Gastrointestinal Foreign Body
What it is: An inedible object, such as a fruit pit or a toy, becomes lodged in some portion of the stomach or intestines and disrupts digestion.
Whom it affects: Cats and dogs.
Possible symptoms: If your pet got hold of something and swallowed it, he’ll probably have trouble keeping food down. Your pet may vomit, may refuse to eat, and could become lethargic.
Treatment: If a foreign body is suspected, a veterinarian will probably take X-rays or perform a sonogram to confirm that a foreign object has been ingested. If the foreign object is in the stomach and easy to grab, it can sometimes be removed with an endoscopy. But many cases require surgery.

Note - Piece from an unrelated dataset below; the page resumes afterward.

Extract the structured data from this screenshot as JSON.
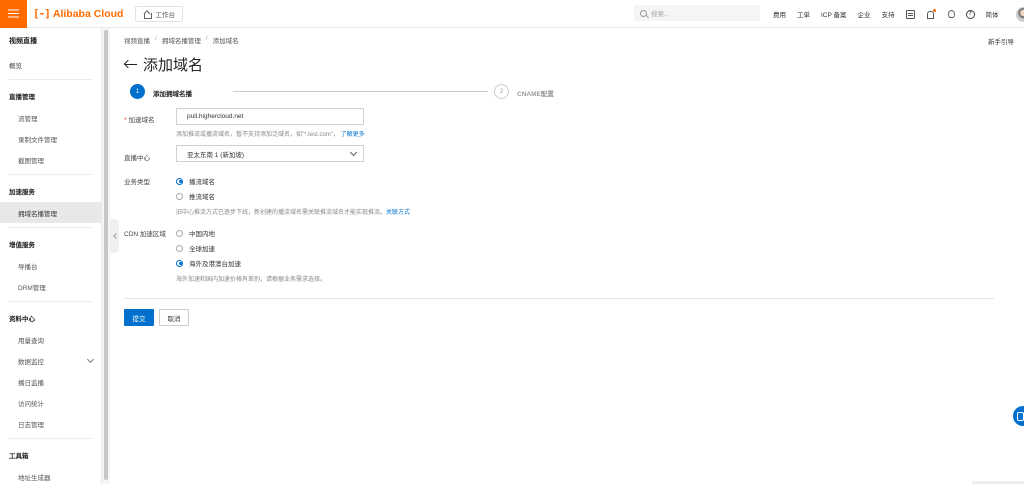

Prevention: The best way avoid the vet’s office is to be cautious about what’s lying around the house and to keep an eye on animals while they play. Cats are often attracted to linear foreign objects, like string and hair ties, while dogs may accidently swallow toys and harmful food items, such as corncobs, fruit pits, and bones.